* Listed records *
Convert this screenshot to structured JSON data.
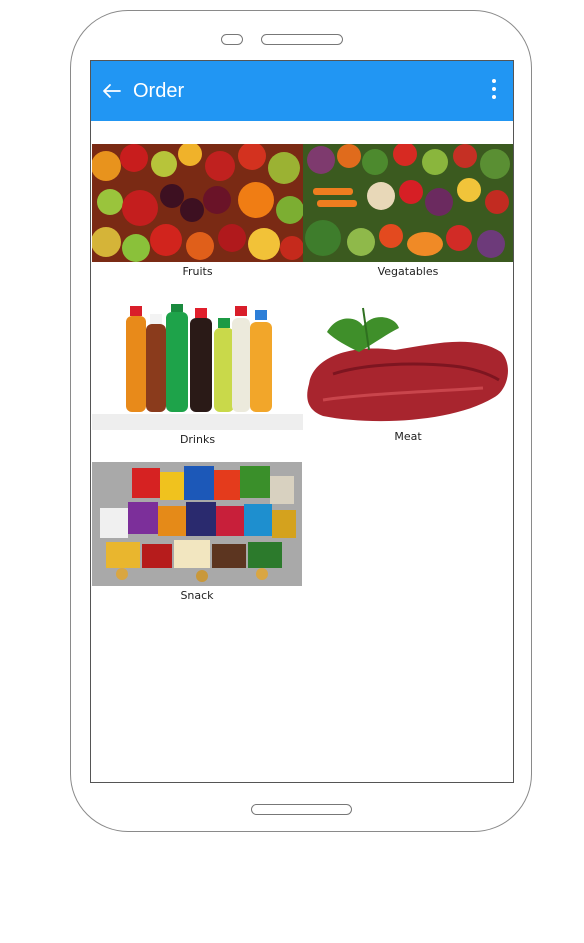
{
  "app": {
    "title": "Order"
  },
  "icons": {
    "back": "arrow-left-icon",
    "menu": "more-vert-icon"
  },
  "colors": {
    "appbar": "#2196f3",
    "title_text": "#ffffff"
  },
  "categories": [
    {
      "label": "Fruits",
      "image": "fruits-photo"
    },
    {
      "label": "Vegatables",
      "image": "vegetables-photo"
    },
    {
      "label": "Drinks",
      "image": "drinks-photo"
    },
    {
      "label": "Meat",
      "image": "meat-photo"
    },
    {
      "label": "Snack",
      "image": "snack-photo"
    }
  ]
}
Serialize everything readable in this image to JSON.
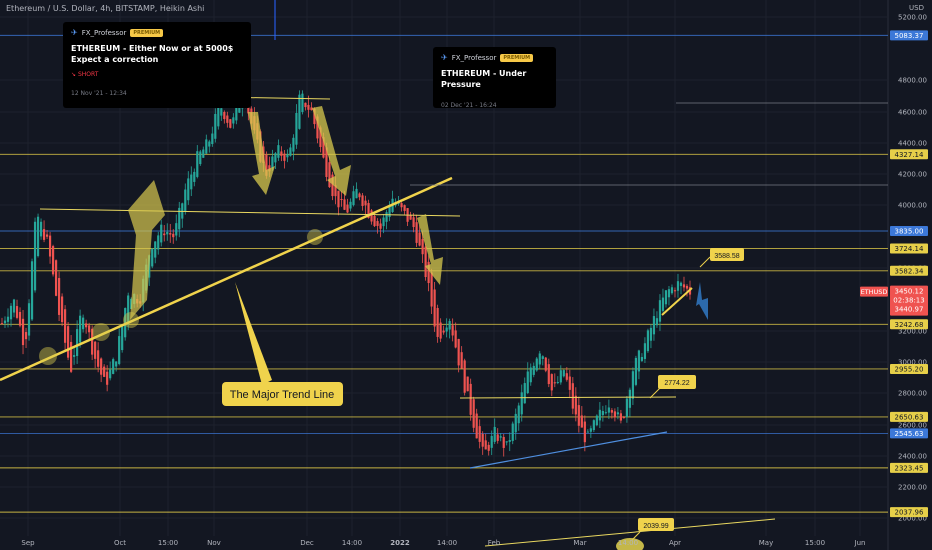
{
  "header": {
    "title": "Ethereum / U.S. Dollar, 4h, BITSTAMP, Heikin Ashi",
    "currency": "USD"
  },
  "ideas": [
    {
      "author": "FX_Professor",
      "badge": "PREMIUM",
      "title": "ETHEREUM - Either Now or at 5000$ Expect a correction",
      "direction": "SHORT",
      "date": "12 Nov '21 - 12:34"
    },
    {
      "author": "FX_Professor",
      "badge": "PREMIUM",
      "title": "ETHEREUM - Under Pressure",
      "date": "02 Dec '21 - 16:24"
    }
  ],
  "chart_data": {
    "type": "candlestick",
    "symbol": "ETHUSD",
    "x_ticks": [
      "Sep",
      "Oct",
      "15:00",
      "Nov",
      "Dec",
      "14:00",
      "2022",
      "14:00",
      "Feb",
      "Mar",
      "14:00",
      "Apr",
      "May",
      "15:00",
      "Jun"
    ],
    "y_ticks": [
      5200,
      4800,
      4600,
      4400,
      4200,
      4000,
      3600,
      3200,
      3000,
      2800,
      2600,
      2400,
      2200,
      2000
    ],
    "ylim": [
      1950,
      5250
    ],
    "horizontal_levels": [
      5083.37,
      4327.14,
      3835.0,
      3724.14,
      3582.34,
      3242.68,
      2955.2,
      2650.63,
      2545.63,
      2323.45,
      2037.96
    ],
    "price_path": [
      3250,
      3400,
      3100,
      3950,
      3750,
      3300,
      2950,
      3350,
      3050,
      2850,
      3050,
      3450,
      3400,
      3750,
      3850,
      3800,
      4100,
      4300,
      4400,
      4650,
      4500,
      4750,
      4450,
      4200,
      4350,
      4300,
      4700,
      4600,
      4300,
      4050,
      3950,
      4100,
      3950,
      3850,
      4050,
      3950,
      3850,
      3550,
      3150,
      3300,
      2950,
      2650,
      2400,
      2550,
      2450,
      2700,
      2950,
      3100,
      2800,
      2950,
      2650,
      2500,
      2650,
      2750,
      2600,
      2950,
      3100,
      3300,
      3450,
      3500,
      3450
    ],
    "current_price": {
      "label": "ETHUSD",
      "value": "3450.12",
      "countdown": "02:38:13",
      "low": "3440.97"
    },
    "annotations": {
      "trend_line_label": "The Major Trend Line",
      "price_labels": [
        "3588.58",
        "2774.22",
        "2039.99"
      ]
    }
  }
}
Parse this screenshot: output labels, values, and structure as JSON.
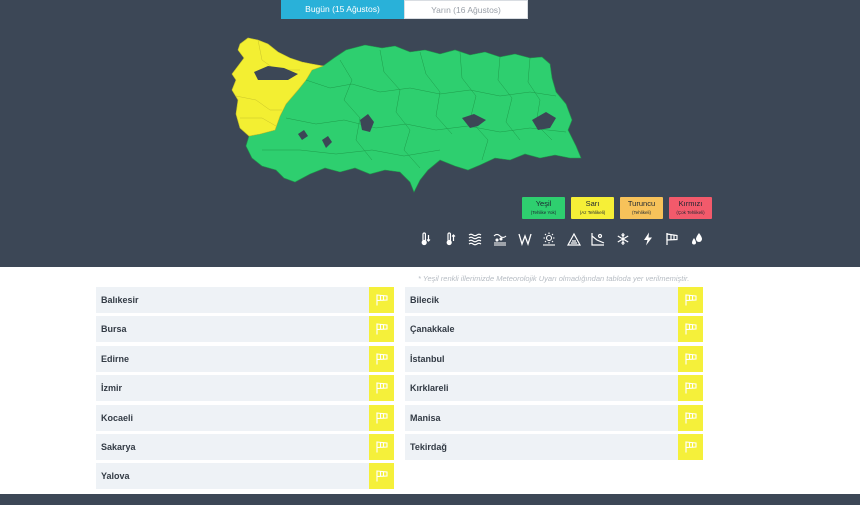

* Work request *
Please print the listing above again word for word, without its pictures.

* Response to the exercise *
Convert this screenshot to structured JSON data.
{
  "app": {
    "title": "Order"
  },
  "icons": {
    "back": "arrow-left-icon",
    "menu": "more-vert-icon"
  },
  "colors": {
    "appbar": "#2196f3",
    "title_text": "#ffffff"
  },
  "categories": [
    {
      "label": "Fruits",
      "image": "fruits-photo"
    },
    {
      "label": "Vegatables",
      "image": "vegetables-photo"
    },
    {
      "label": "Drinks",
      "image": "drinks-photo"
    },
    {
      "label": "Meat",
      "image": "meat-photo"
    },
    {
      "label": "Snack",
      "image": "snack-photo"
    }
  ]
}
Serialize everything readable in this image to JSON.
{
  "header": {
    "title": "Ethereum / U.S. Dollar, 4h, BITSTAMP, Heikin Ashi",
    "currency": "USD"
  },
  "ideas": [
    {
      "author": "FX_Professor",
      "badge": "PREMIUM",
      "title": "ETHEREUM - Either Now or at 5000$ Expect a correction",
      "direction": "SHORT",
      "date": "12 Nov '21 - 12:34"
    },
    {
      "author": "FX_Professor",
      "badge": "PREMIUM",
      "title": "ETHEREUM - Under Pressure",
      "date": "02 Dec '21 - 16:24"
    }
  ],
  "chart_data": {
    "type": "candlestick",
    "symbol": "ETHUSD",
    "x_ticks": [
      "Sep",
      "Oct",
      "15:00",
      "Nov",
      "Dec",
      "14:00",
      "2022",
      "14:00",
      "Feb",
      "Mar",
      "14:00",
      "Apr",
      "May",
      "15:00",
      "Jun"
    ],
    "y_ticks": [
      5200,
      4800,
      4600,
      4400,
      4200,
      4000,
      3600,
      3200,
      3000,
      2800,
      2600,
      2400,
      2200,
      2000
    ],
    "ylim": [
      1950,
      5250
    ],
    "horizontal_levels": [
      5083.37,
      4327.14,
      3835.0,
      3724.14,
      3582.34,
      3242.68,
      2955.2,
      2650.63,
      2545.63,
      2323.45,
      2037.96
    ],
    "price_path": [
      3250,
      3400,
      3100,
      3950,
      3750,
      3300,
      2950,
      3350,
      3050,
      2850,
      3050,
      3450,
      3400,
      3750,
      3850,
      3800,
      4100,
      4300,
      4400,
      4650,
      4500,
      4750,
      4450,
      4200,
      4350,
      4300,
      4700,
      4600,
      4300,
      4050,
      3950,
      4100,
      3950,
      3850,
      4050,
      3950,
      3850,
      3550,
      3150,
      3300,
      2950,
      2650,
      2400,
      2550,
      2450,
      2700,
      2950,
      3100,
      2800,
      2950,
      2650,
      2500,
      2650,
      2750,
      2600,
      2950,
      3100,
      3300,
      3450,
      3500,
      3450
    ],
    "current_price": {
      "label": "ETHUSD",
      "value": "3450.12",
      "countdown": "02:38:13",
      "low": "3440.97"
    },
    "annotations": {
      "trend_line_label": "The Major Trend Line",
      "price_labels": [
        "3588.58",
        "2774.22",
        "2039.99"
      ]
    }
  }
}
Parse this screenshot: output labels, values, and structure as JSON.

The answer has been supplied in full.